"I'm grateful that the Federal regulators have taken steps to do just that, and I hope that these actions will provide increased confidence in the stability of our banking system," New York Gov. Kathy Hochul said in a statement. "Many depositors at these banks are small businesses, including those driving the innovation economy, and their success is key to New York's robust economy."
Sen. Mark Warner, D-Va., told told "This Week" co-anchor Martha Raddatz earlier Sunday, "Let's see what happens today," pumping the breaks on a potential SVB bailout.
"I know I've been in conversations with the regulators, the administration, the Fed; the best outcome will be can they find a buyer for this SVB bank today before the markets open in Asia later in the day. That would be the best making sure that depositors -- remember that shareholders in the bank are going to lose their money, let's be clear about that -- but the depositors can be taken care of. And the best outcome will be an acquisition of SVB," he said.
"Let me be clear that during the financial crisis, there were investors and owners of systemic large banks that were bailed out, and we're certainly not looking.
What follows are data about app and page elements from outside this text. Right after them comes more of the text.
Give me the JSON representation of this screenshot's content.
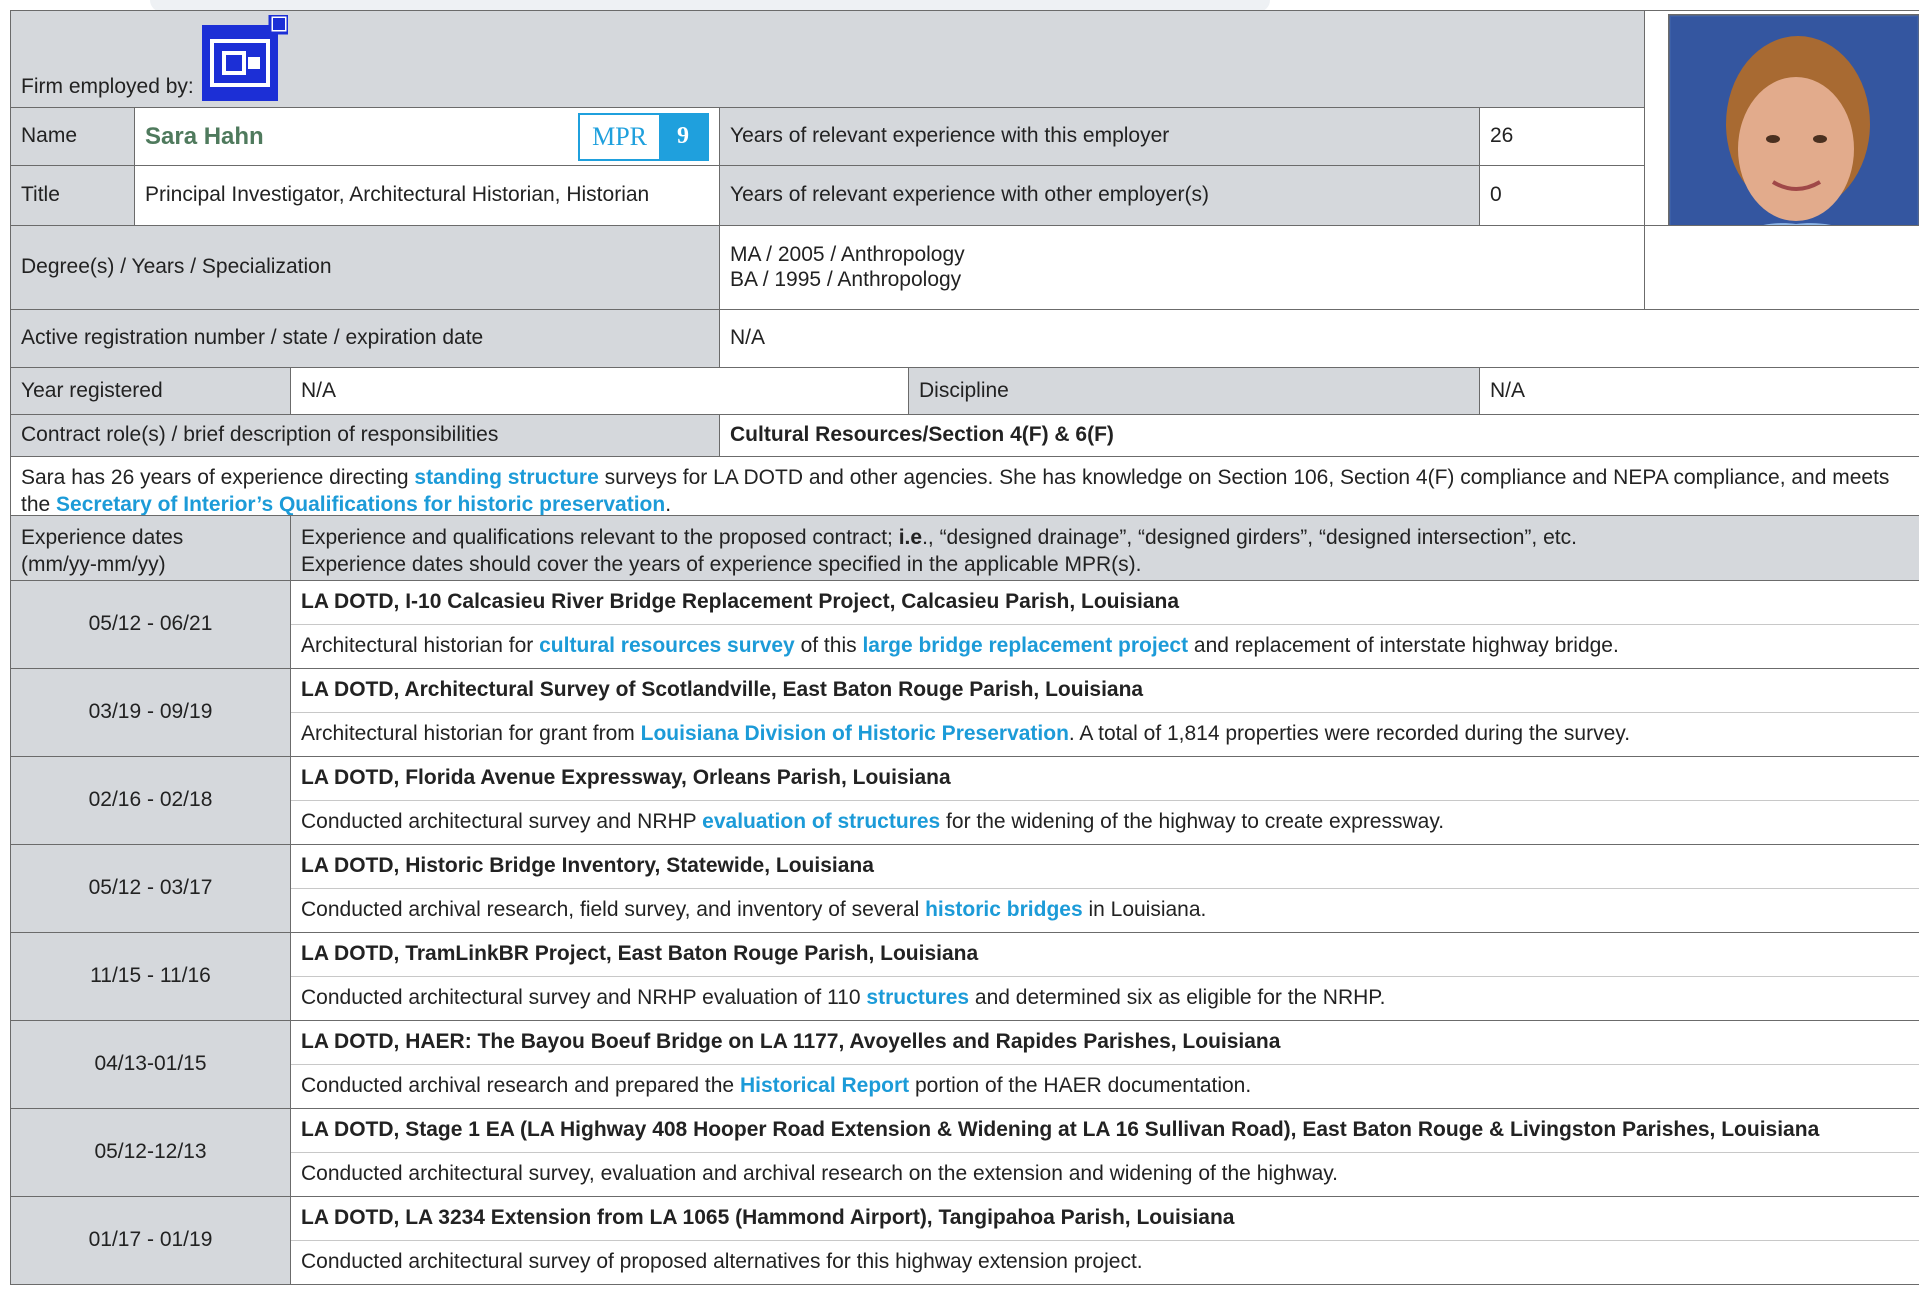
{
  "header": {
    "firm_label": "Firm employed by:",
    "logo_name": "company-logo",
    "logo_color": "#1c2fd6"
  },
  "person": {
    "name_label": "Name",
    "name": "Sara Hahn",
    "mpr_label": "MPR",
    "mpr_number": "9",
    "title_label": "Title",
    "title": "Principal Investigator, Architectural Historian, Historian",
    "years_employer_label": "Years of relevant experience with this employer",
    "years_employer": "26",
    "years_other_label": "Years of relevant experience with other employer(s)",
    "years_other": "0",
    "degree_label": "Degree(s) / Years / Specialization",
    "degree_1": "MA / 2005 / Anthropology",
    "degree_2": "BA / 1995 / Anthropology",
    "registration_label": "Active registration number / state / expiration date",
    "registration": "N/A",
    "year_registered_label": "Year registered",
    "year_registered": "N/A",
    "discipline_label": "Discipline",
    "discipline": "N/A",
    "role_label": "Contract role(s) / brief description of responsibilities",
    "role": "Cultural Resources/Section 4(F) & 6(F)"
  },
  "summary": {
    "part1": "Sara has 26 years of experience directing ",
    "hl1": "standing structure",
    "part2": " surveys for LA DOTD and other agencies. She has knowledge on Section 106, Section 4(F) compliance and NEPA compliance, and meets the ",
    "hl2": "Secretary of Interior’s Qualifications for historic preservation",
    "part3": "."
  },
  "experience_header": {
    "dates_label_1": "Experience dates",
    "dates_label_2": "(mm/yy-mm/yy)",
    "desc_1a": "Experience and qualifications relevant to the proposed contract; ",
    "desc_1b": "i.e",
    "desc_1c": "., “designed drainage”, “designed girders”, “designed intersection”, etc.",
    "desc_2": "Experience dates should cover the years of experience specified in the applicable MPR(s)."
  },
  "projects": [
    {
      "dates": "05/12 - 06/21",
      "title": "LA DOTD, I-10 Calcasieu River Bridge Replacement Project, Calcasieu Parish, Louisiana",
      "d1": "Architectural historian for ",
      "h1": "cultural resources survey",
      "d2": " of this ",
      "h2": "large bridge replacement project",
      "d3": " and replacement of interstate highway bridge."
    },
    {
      "dates": "03/19 - 09/19",
      "title": "LA DOTD, Architectural Survey of Scotlandville, East Baton Rouge Parish, Louisiana",
      "d1": "Architectural historian for grant from ",
      "h1": "Louisiana Division of Historic Preservation",
      "d2": ". A total of 1,814 properties were recorded during the survey.",
      "h2": "",
      "d3": ""
    },
    {
      "dates": "02/16 - 02/18",
      "title": "LA DOTD, Florida Avenue Expressway, Orleans Parish, Louisiana",
      "d1": "Conducted architectural survey and NRHP ",
      "h1": "evaluation of structures",
      "d2": " for the widening of the highway to create expressway.",
      "h2": "",
      "d3": ""
    },
    {
      "dates": "05/12 - 03/17",
      "title": "LA DOTD, Historic Bridge Inventory, Statewide, Louisiana",
      "d1": "Conducted archival research, field survey, and inventory of several ",
      "h1": "historic bridges",
      "d2": " in Louisiana.",
      "h2": "",
      "d3": ""
    },
    {
      "dates": "11/15 - 11/16",
      "title": "LA DOTD, TramLinkBR Project, East Baton Rouge Parish, Louisiana",
      "d1": "Conducted architectural survey and NRHP evaluation of 110 ",
      "h1": "structures",
      "d2": " and determined six as eligible for the NRHP.",
      "h2": "",
      "d3": ""
    },
    {
      "dates": "04/13-01/15",
      "title": "LA DOTD, HAER: The Bayou Boeuf Bridge on LA 1177, Avoyelles and Rapides Parishes, Louisiana",
      "d1": "Conducted archival research and prepared the ",
      "h1": "Historical Report",
      "d2": " portion of the HAER documentation.",
      "h2": "",
      "d3": ""
    },
    {
      "dates": "05/12-12/13",
      "title": "LA DOTD, Stage 1 EA (LA Highway 408 Hooper Road Extension & Widening at LA 16 Sullivan Road), East Baton Rouge & Livingston Parishes, Louisiana",
      "d1": "Conducted architectural survey, evaluation and archival research on the extension and widening of the highway.",
      "h1": "",
      "d2": "",
      "h2": "",
      "d3": ""
    },
    {
      "dates": "01/17 - 01/19",
      "title": "LA DOTD, LA 3234 Extension from LA 1065 (Hammond Airport), Tangipahoa Parish, Louisiana",
      "d1": "Conducted architectural survey of proposed alternatives for this highway extension project.",
      "h1": "",
      "d2": "",
      "h2": "",
      "d3": ""
    }
  ],
  "colors": {
    "accent_blue": "#1c9bd8",
    "name_green": "#4f7a5d",
    "cell_gray": "#d5d8dc"
  }
}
And the reforms that have been put in place mean that we're not going to do that again. But we are concerned about depositors and are focused on trying to meet their needs," Treasury Secretary Janet Yellen said on CBS' "Face the Nation" Sunday.
ABC News' Zunaira Zaki and Tal Axelrod contributed to this report.